The Senate Education Committee rejected legislation that would have put a cap on TOPS, the state’s popular merit-based college scholarship program.

State Sen. Dan “Blade” Morrish, R-Jennings, said his Senate Bill 83 would limit the scholarship amount to 10 percent above the tuition being charged in the spring by the state’s colleges and universities.

The Taylor Opportunity Program for Students pays tuition and some fees for students who meet several academic requirements.

The program is expected to cost $204 million next year. The costs grow each time colleges raise tuition.

Morrish argued that without financial controls, TOPS would become too expensive for state government to pay. SB83 would help stabilize the costs and thereby protect the program for years to come, he said.

Additionally, legislation is pending that would give the colleges and universities more ability to raise tuition, which TOPS currently would have to cover. “We can’t give the universities a blank check to raise tuition,” Morrish said.

Barry Erwin, president and chief executive officer at Council for A Better Louisiana, a group that lobbies for education and government policies, said the legislation would strengthen TOPS, which was created when state government paid for most of higher education.

“We’ve totally flipped that model,” Erwin said. Now, with increased tuition being charged to replace decreased state funding, students and families are paying the bulk of the costs, he said.

Russell Armstrong, speaking for the Governor’s Office, reminded committee members that Gov. Bobby Jindal opposed capping TOPS awards.

Jindal has said that TOPS has worked as advertised, encouraging more students to attend and graduate college in Louisiana.

State Sen. Dan Claitor, R-Baton Rouge, moved to involuntarily defer SB83, a parliamentary move that effectively stopped the legislation from being considered further.

No committee member objected. Sitting on the panel at the time of the motions were Republican state Sens.

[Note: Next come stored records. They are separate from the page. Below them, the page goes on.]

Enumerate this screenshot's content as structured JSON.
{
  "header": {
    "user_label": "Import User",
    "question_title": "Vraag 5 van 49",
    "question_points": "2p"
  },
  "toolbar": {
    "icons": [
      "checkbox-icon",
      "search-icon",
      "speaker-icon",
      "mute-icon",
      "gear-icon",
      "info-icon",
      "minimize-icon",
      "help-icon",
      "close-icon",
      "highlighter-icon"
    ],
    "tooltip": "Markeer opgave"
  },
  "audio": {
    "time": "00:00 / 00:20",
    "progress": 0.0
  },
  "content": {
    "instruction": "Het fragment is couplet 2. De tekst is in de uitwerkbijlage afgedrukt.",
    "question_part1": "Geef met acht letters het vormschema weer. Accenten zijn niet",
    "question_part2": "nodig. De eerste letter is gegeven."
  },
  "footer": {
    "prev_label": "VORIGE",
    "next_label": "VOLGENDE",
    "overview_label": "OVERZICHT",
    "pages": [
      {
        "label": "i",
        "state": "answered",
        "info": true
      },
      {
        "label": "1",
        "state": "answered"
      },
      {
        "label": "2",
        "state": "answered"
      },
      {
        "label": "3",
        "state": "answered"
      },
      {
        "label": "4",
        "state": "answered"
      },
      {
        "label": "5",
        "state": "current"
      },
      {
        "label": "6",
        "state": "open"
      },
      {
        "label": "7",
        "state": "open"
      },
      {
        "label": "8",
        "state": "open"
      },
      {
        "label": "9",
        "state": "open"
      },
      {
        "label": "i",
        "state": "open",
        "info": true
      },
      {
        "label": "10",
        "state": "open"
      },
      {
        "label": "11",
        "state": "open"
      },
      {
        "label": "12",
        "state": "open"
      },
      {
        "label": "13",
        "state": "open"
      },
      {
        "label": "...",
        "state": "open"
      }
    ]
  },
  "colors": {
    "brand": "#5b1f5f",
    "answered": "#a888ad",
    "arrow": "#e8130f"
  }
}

Bodi White, of Central; Jack Donahue, of Mandeville; Conrad Appel, of Metairie; and Democrat Eric LaFleur, of Ville Platte.

After the vote, Morrish said TOPS is very popular among middle-class parents, some of whom have told him they believe the program is the only benefit they personally receive from state government. “When you have a governor saying, ‘Don’t do it, it gives you a lot of coverage,’ ” Morrish said.